_ACTIVITY_
Please repeat every line below exactly, from the first to the last.

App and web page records

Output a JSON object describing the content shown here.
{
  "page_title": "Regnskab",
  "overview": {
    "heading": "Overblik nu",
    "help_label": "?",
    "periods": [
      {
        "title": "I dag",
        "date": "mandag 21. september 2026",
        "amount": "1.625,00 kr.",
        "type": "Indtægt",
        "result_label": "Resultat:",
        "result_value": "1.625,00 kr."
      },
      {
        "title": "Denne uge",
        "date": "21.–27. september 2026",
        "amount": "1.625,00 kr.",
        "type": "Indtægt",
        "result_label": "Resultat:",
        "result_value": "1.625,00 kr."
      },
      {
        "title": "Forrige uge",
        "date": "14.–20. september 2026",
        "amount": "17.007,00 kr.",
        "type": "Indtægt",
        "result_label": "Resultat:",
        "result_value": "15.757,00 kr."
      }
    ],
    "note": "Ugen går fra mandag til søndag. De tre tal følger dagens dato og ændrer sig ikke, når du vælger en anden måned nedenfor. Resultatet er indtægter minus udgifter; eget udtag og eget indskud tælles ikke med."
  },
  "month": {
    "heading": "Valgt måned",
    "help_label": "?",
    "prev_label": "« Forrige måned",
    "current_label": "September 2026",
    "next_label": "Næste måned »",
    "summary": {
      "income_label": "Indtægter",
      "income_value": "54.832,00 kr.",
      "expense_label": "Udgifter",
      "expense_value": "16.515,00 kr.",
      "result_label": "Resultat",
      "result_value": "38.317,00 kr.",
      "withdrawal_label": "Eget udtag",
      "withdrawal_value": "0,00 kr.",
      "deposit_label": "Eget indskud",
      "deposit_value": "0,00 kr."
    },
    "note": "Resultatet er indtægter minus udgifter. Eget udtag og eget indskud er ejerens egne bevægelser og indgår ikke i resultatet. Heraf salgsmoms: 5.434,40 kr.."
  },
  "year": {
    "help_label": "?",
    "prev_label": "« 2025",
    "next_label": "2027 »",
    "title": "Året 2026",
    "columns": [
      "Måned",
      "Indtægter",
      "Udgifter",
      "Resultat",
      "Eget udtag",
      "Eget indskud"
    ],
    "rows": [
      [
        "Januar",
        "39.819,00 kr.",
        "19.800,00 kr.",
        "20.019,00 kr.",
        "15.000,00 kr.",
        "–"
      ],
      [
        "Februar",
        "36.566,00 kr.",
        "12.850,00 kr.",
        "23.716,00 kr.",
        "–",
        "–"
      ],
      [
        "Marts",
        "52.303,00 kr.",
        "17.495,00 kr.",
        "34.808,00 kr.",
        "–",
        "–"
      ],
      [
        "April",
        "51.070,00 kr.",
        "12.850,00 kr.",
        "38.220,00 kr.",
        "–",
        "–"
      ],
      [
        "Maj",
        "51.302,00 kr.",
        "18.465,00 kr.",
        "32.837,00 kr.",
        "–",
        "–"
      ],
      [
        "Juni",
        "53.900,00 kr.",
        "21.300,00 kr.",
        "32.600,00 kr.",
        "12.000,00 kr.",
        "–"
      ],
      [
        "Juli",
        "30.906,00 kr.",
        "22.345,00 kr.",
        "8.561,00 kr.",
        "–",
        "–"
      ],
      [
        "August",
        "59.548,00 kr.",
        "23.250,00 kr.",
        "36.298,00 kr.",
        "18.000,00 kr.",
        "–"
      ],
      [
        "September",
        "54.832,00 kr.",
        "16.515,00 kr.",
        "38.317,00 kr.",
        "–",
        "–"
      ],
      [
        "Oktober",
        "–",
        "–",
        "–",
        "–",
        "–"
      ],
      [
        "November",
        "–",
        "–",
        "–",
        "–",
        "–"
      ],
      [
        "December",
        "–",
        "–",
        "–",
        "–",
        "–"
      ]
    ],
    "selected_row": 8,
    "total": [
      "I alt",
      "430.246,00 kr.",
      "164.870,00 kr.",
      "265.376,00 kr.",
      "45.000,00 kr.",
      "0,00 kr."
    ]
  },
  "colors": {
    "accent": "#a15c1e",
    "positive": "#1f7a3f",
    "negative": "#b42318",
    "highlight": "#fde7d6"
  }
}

_RESPONSE AREA_
Output a JSON object describing the content shown here.
{
  "page_title": "Regnskab",
  "overview": {
    "heading": "Overblik nu",
    "help_label": "?",
    "periods": [
      {
        "title": "I dag",
        "date": "mandag 21. september 2026",
        "amount": "1.625,00 kr.",
        "type": "Indtægt",
        "result_label": "Resultat:",
        "result_value": "1.625,00 kr."
      },
      {
        "title": "Denne uge",
        "date": "21.–27. september 2026",
        "amount": "1.625,00 kr.",
        "type": "Indtægt",
        "result_label": "Resultat:",
        "result_value": "1.625,00 kr."
      },
      {
        "title": "Forrige uge",
        "date": "14.–20. september 2026",
        "amount": "17.007,00 kr.",
        "type": "Indtægt",
        "result_label": "Resultat:",
        "result_value": "15.757,00 kr."
      }
    ],
    "note": "Ugen går fra mandag til søndag. De tre tal følger dagens dato og ændrer sig ikke, når du vælger en anden måned nedenfor. Resultatet er indtægter minus udgifter; eget udtag og eget indskud tælles ikke med."
  },
  "month": {
    "heading": "Valgt måned",
    "help_label": "?",
    "prev_label": "« Forrige måned",
    "current_label": "September 2026",
    "next_label": "Næste måned »",
    "summary": {
      "income_label": "Indtægter",
      "income_value": "54.832,00 kr.",
      "expense_label": "Udgifter",
      "expense_value": "16.515,00 kr.",
      "result_label": "Resultat",
      "result_value": "38.317,00 kr.",
      "withdrawal_label": "Eget udtag",
      "withdrawal_value": "0,00 kr.",
      "deposit_label": "Eget indskud",
      "deposit_value": "0,00 kr."
    },
    "note": "Resultatet er indtægter minus udgifter. Eget udtag og eget indskud er ejerens egne bevægelser og indgår ikke i resultatet. Heraf salgsmoms: 5.434,40 kr.."
  },
  "year": {
    "help_label": "?",
    "prev_label": "« 2025",
    "next_label": "2027 »",
    "title": "Året 2026",
    "columns": [
      "Måned",
      "Indtægter",
      "Udgifter",
      "Resultat",
      "Eget udtag",
      "Eget indskud"
    ],
    "rows": [
      [
        "Januar",
        "39.819,00 kr.",
        "19.800,00 kr.",
        "20.019,00 kr.",
        "15.000,00 kr.",
        "–"
      ],
      [
        "Februar",
        "36.566,00 kr.",
        "12.850,00 kr.",
        "23.716,00 kr.",
        "–",
        "–"
      ],
      [
        "Marts",
        "52.303,00 kr.",
        "17.495,00 kr.",
        "34.808,00 kr.",
        "–",
        "–"
      ],
      [
        "April",
        "51.070,00 kr.",
        "12.850,00 kr.",
        "38.220,00 kr.",
        "–",
        "–"
      ],
      [
        "Maj",
        "51.302,00 kr.",
        "18.465,00 kr.",
        "32.837,00 kr.",
        "–",
        "–"
      ],
      [
        "Juni",
        "53.900,00 kr.",
        "21.300,00 kr.",
        "32.600,00 kr.",
        "12.000,00 kr.",
        "–"
      ],
      [
        "Juli",
        "30.906,00 kr.",
        "22.345,00 kr.",
        "8.561,00 kr.",
        "–",
        "–"
      ],
      [
        "August",
        "59.548,00 kr.",
        "23.250,00 kr.",
        "36.298,00 kr.",
        "18.000,00 kr.",
        "–"
      ],
      [
        "September",
        "54.832,00 kr.",
        "16.515,00 kr.",
        "38.317,00 kr.",
        "–",
        "–"
      ],
      [
        "Oktober",
        "–",
        "–",
        "–",
        "–",
        "–"
      ],
      [
        "November",
        "–",
        "–",
        "–",
        "–",
        "–"
      ],
      [
        "December",
        "–",
        "–",
        "–",
        "–",
        "–"
      ]
    ],
    "selected_row": 8,
    "total": [
      "I alt",
      "430.246,00 kr.",
      "164.870,00 kr.",
      "265.376,00 kr.",
      "45.000,00 kr.",
      "0,00 kr."
    ]
  },
  "colors": {
    "accent": "#a15c1e",
    "positive": "#1f7a3f",
    "negative": "#b42318",
    "highlight": "#fde7d6"
  }
}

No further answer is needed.